◆ **EXERCISE GOAL**:
The data shown below should all be retyped exactly.

◆ **TASK MATERIAL**:
════════════════

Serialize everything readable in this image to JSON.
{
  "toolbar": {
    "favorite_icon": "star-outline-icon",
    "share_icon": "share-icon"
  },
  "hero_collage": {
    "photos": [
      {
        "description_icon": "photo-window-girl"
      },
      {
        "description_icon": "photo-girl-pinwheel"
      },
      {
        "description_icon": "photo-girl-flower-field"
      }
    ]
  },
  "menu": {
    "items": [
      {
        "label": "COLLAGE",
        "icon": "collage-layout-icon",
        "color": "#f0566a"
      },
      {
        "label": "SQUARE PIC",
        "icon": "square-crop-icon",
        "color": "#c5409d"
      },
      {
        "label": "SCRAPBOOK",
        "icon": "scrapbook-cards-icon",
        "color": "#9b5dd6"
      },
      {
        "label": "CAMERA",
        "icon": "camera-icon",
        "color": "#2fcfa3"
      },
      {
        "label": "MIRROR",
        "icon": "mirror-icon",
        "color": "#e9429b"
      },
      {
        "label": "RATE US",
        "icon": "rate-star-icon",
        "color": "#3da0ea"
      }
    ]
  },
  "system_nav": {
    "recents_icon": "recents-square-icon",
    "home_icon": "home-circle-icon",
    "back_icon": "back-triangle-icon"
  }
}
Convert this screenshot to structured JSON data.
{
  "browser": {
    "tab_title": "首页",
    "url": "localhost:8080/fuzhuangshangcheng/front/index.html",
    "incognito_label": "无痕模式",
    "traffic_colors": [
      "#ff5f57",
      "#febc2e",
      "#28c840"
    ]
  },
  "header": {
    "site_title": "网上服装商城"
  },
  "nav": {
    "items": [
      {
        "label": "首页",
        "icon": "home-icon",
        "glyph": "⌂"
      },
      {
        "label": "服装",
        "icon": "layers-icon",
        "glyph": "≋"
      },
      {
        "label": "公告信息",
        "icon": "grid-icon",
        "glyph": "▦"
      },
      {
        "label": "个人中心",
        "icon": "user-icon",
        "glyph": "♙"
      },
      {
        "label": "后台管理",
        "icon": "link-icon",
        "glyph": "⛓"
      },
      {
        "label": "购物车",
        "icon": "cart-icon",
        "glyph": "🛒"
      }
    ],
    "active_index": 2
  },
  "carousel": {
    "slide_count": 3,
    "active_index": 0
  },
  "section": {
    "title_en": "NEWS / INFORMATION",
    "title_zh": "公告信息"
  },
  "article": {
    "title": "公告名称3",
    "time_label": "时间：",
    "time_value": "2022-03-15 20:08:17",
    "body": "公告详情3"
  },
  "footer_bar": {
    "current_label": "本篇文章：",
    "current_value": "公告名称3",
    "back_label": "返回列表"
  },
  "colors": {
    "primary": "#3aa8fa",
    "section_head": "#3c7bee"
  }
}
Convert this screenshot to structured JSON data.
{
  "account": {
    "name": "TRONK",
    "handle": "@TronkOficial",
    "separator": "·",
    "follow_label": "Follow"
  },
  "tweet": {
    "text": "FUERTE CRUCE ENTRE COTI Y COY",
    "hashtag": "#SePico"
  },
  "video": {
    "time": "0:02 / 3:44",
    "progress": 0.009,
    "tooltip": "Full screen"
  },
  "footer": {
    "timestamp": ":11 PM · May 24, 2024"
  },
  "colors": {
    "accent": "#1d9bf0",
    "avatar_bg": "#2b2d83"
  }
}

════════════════

◆ **YOUR SOLUTION**:
Serialize everything readable in this image to JSON.
{
  "toolbar": {
    "favorite_icon": "star-outline-icon",
    "share_icon": "share-icon"
  },
  "hero_collage": {
    "photos": [
      {
        "description_icon": "photo-window-girl"
      },
      {
        "description_icon": "photo-girl-pinwheel"
      },
      {
        "description_icon": "photo-girl-flower-field"
      }
    ]
  },
  "menu": {
    "items": [
      {
        "label": "COLLAGE",
        "icon": "collage-layout-icon",
        "color": "#f0566a"
      },
      {
        "label": "SQUARE PIC",
        "icon": "square-crop-icon",
        "color": "#c5409d"
      },
      {
        "label": "SCRAPBOOK",
        "icon": "scrapbook-cards-icon",
        "color": "#9b5dd6"
      },
      {
        "label": "CAMERA",
        "icon": "camera-icon",
        "color": "#2fcfa3"
      },
      {
        "label": "MIRROR",
        "icon": "mirror-icon",
        "color": "#e9429b"
      },
      {
        "label": "RATE US",
        "icon": "rate-star-icon",
        "color": "#3da0ea"
      }
    ]
  },
  "system_nav": {
    "recents_icon": "recents-square-icon",
    "home_icon": "home-circle-icon",
    "back_icon": "back-triangle-icon"
  }
}
Convert this screenshot to structured JSON data.
{
  "browser": {
    "tab_title": "首页",
    "url": "localhost:8080/fuzhuangshangcheng/front/index.html",
    "incognito_label": "无痕模式",
    "traffic_colors": [
      "#ff5f57",
      "#febc2e",
      "#28c840"
    ]
  },
  "header": {
    "site_title": "网上服装商城"
  },
  "nav": {
    "items": [
      {
        "label": "首页",
        "icon": "home-icon",
        "glyph": "⌂"
      },
      {
        "label": "服装",
        "icon": "layers-icon",
        "glyph": "≋"
      },
      {
        "label": "公告信息",
        "icon": "grid-icon",
        "glyph": "▦"
      },
      {
        "label": "个人中心",
        "icon": "user-icon",
        "glyph": "♙"
      },
      {
        "label": "后台管理",
        "icon": "link-icon",
        "glyph": "⛓"
      },
      {
        "label": "购物车",
        "icon": "cart-icon",
        "glyph": "🛒"
      }
    ],
    "active_index": 2
  },
  "carousel": {
    "slide_count": 3,
    "active_index": 0
  },
  "section": {
    "title_en": "NEWS / INFORMATION",
    "title_zh": "公告信息"
  },
  "article": {
    "title": "公告名称3",
    "time_label": "时间：",
    "time_value": "2022-03-15 20:08:17",
    "body": "公告详情3"
  },
  "footer_bar": {
    "current_label": "本篇文章：",
    "current_value": "公告名称3",
    "back_label": "返回列表"
  },
  "colors": {
    "primary": "#3aa8fa",
    "section_head": "#3c7bee"
  }
}
Convert this screenshot to structured JSON data.
{
  "account": {
    "name": "TRONK",
    "handle": "@TronkOficial",
    "separator": "·",
    "follow_label": "Follow"
  },
  "tweet": {
    "text": "FUERTE CRUCE ENTRE COTI Y COY",
    "hashtag": "#SePico"
  },
  "video": {
    "time": "0:02 / 3:44",
    "progress": 0.009,
    "tooltip": "Full screen"
  },
  "footer": {
    "timestamp": ":11 PM · May 24, 2024"
  },
  "colors": {
    "accent": "#1d9bf0",
    "avatar_bg": "#2b2d83"
  }
}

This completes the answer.